Ulrich Schmid (Ed.)
Michael Schneider (Ed.)
Electromechanical transducers based on piezoelectric layers and thin films are continuously finding their way into micro-electromechanical systems (MEMS). Piezoelectric transducers feature a linear voltage response, no snap-in behavior and can provide both attractive and repulsive forces. This removes inherent physical limitations present in the commonly used electrostatic transducer approach, while maintaining beneficial properties such as low-power operation. In order to exploit the full potential of piezoelectric MEMS, interdisciplinary research efforts range from investigations of advanced piezoelectric materials over the design of novel piezoelectric MEMS sensor and actuator devices, to the integration of PiezoMEMS devices into full low-power systems.
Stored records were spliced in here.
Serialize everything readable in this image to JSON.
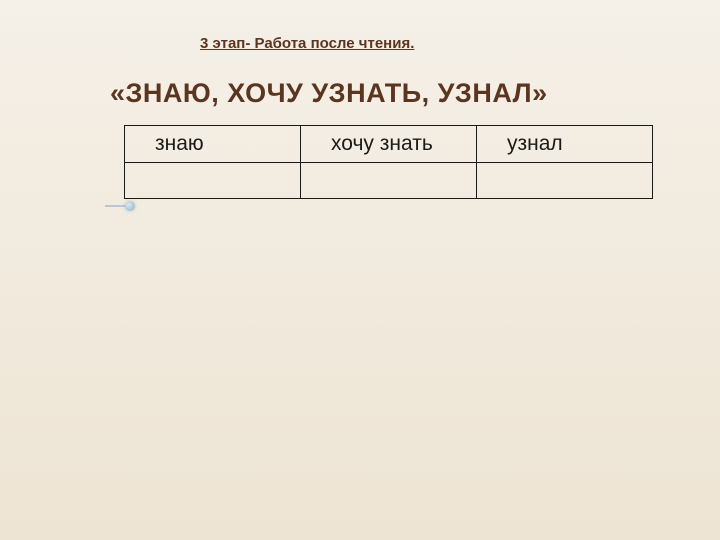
{
  "stage_text": "3 этап- Работа после чтения.",
  "title": "«ЗНАЮ, ХОЧУ УЗНАТЬ, УЗНАЛ»",
  "table": {
    "headers": [
      "знаю",
      "хочу знать",
      "узнал"
    ],
    "rows": [
      [
        "",
        "",
        ""
      ]
    ]
  }
}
In this Special Issue, the current status of this exciting research field will be presented, covering a wide range of topics including, but not limited to: • Experimental and theoretical research on piezoelectric materials such as AlN, ScAlN, ZnO or PZT, PVDF with a strong focus on the application of MEMS devices. • Deposition and synthesis techniques for piezoelectric materials enabling integration of those materials into MEMS fabrication processes. • Modelling and simulation of piezoelectric MEMS devices and systems. • Piezoelectric MEMS resonators for measuring physical quantities such as mass, acceleration, yaw rate, pressure and viscosity or density of liquids. • Optical MEMS devices, such as scanning micro mirror devices and optical switches, based on piezoelectric MEMS. • Acoustic devices, such as SAW, BAW or FBARs and acoustic transducers, based on piezoelectric MEMS, such as microphones or loudspeakers. • Piezoelectric energy harvesting devices. • Specific packaging aspects of piezoelectric devices and systems. • Low and zero power systems, featuring low-power sensors combined with energy harvesting devices, at least one of which is based on piezoelectric MEMS.